■ **YOUR ASSIGNMENT**
Each line holding the string "JSON" is to be copied from the data.

(App and web page records)
┄┄┄┄┄┄┄┄┄┄┄┄┄┄┄┄┄┄┄┄

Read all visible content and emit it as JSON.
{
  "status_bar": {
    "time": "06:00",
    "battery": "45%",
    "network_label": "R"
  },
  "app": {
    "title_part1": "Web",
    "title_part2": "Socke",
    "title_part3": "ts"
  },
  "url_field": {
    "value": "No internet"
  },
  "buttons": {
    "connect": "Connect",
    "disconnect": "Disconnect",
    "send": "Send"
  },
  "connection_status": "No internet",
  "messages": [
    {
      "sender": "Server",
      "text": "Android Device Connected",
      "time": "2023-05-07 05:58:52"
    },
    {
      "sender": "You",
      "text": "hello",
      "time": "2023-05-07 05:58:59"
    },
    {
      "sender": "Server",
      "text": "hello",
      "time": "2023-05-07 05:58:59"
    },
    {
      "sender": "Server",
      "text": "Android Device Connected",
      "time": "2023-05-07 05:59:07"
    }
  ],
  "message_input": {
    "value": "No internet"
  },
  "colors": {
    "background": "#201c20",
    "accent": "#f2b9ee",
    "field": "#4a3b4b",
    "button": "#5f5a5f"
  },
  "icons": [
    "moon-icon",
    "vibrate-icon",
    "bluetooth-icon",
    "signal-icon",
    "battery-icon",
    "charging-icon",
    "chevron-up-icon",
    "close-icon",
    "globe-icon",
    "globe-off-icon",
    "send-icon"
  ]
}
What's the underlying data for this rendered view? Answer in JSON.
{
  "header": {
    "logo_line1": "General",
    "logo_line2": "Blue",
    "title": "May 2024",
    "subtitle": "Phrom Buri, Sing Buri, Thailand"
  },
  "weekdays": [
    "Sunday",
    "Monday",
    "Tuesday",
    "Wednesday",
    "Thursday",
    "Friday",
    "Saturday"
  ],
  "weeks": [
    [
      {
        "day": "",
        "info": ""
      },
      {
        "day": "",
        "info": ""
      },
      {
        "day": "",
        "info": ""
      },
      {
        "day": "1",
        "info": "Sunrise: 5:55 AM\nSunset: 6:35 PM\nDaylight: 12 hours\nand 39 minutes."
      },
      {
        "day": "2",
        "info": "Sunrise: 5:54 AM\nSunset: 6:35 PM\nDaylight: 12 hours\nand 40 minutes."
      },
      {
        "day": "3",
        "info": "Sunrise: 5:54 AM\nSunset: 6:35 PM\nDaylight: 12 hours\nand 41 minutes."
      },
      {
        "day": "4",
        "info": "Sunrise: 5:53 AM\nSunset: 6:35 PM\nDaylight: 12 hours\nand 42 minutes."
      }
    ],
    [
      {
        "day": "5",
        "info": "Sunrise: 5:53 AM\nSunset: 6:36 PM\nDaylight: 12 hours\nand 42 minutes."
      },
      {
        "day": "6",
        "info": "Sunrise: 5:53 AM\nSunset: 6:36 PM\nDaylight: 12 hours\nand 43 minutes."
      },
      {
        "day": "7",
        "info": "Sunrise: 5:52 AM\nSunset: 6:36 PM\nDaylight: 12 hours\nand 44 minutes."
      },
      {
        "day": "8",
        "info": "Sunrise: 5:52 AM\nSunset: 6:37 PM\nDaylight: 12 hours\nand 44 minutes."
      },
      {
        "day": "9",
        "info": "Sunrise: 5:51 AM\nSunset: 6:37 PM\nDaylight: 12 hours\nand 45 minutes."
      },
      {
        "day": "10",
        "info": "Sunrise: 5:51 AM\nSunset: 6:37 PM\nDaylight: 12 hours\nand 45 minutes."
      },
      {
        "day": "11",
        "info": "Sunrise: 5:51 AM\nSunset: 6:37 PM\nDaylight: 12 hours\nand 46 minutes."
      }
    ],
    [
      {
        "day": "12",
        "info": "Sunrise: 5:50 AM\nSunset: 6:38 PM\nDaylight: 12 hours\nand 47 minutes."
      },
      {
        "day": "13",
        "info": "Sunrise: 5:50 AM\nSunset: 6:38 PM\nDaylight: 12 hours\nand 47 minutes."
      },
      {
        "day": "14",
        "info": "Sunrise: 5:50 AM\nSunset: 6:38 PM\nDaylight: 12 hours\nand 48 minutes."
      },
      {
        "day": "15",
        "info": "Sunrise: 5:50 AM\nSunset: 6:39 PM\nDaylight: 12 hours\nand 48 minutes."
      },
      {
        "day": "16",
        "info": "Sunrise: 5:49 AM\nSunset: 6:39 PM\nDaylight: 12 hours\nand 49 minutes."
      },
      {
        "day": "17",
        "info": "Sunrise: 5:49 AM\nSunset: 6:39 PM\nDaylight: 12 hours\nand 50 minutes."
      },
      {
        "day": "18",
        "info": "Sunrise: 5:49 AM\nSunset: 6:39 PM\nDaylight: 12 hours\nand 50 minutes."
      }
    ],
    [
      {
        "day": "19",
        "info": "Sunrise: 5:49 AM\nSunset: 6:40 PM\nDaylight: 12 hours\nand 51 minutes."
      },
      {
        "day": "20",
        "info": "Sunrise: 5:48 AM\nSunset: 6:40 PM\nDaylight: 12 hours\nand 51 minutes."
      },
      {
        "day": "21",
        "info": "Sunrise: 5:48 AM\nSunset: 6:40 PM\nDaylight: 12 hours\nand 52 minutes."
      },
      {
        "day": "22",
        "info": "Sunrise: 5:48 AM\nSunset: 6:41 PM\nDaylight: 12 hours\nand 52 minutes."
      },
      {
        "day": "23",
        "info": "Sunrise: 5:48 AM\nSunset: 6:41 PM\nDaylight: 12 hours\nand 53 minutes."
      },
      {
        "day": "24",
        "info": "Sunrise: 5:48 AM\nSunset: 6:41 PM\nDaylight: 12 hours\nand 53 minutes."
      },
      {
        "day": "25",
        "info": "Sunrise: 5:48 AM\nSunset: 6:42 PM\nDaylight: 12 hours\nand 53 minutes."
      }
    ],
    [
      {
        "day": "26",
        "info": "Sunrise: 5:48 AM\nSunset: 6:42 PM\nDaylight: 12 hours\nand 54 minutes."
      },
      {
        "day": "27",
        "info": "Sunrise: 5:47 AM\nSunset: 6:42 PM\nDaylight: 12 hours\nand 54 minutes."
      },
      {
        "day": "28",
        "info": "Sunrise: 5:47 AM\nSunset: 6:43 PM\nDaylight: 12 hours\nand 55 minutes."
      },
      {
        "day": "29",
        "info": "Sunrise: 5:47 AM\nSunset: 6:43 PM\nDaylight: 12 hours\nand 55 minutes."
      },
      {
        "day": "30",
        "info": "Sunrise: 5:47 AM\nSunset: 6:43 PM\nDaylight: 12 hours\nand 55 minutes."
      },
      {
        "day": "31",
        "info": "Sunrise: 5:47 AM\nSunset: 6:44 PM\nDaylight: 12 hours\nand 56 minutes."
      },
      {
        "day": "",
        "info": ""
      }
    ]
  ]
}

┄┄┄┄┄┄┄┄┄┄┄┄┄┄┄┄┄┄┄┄

■ **OUTPUT OF THE EXERCISE**
Read all visible content and emit it as JSON.
What's the underlying data for this rendered view? Answer in JSON.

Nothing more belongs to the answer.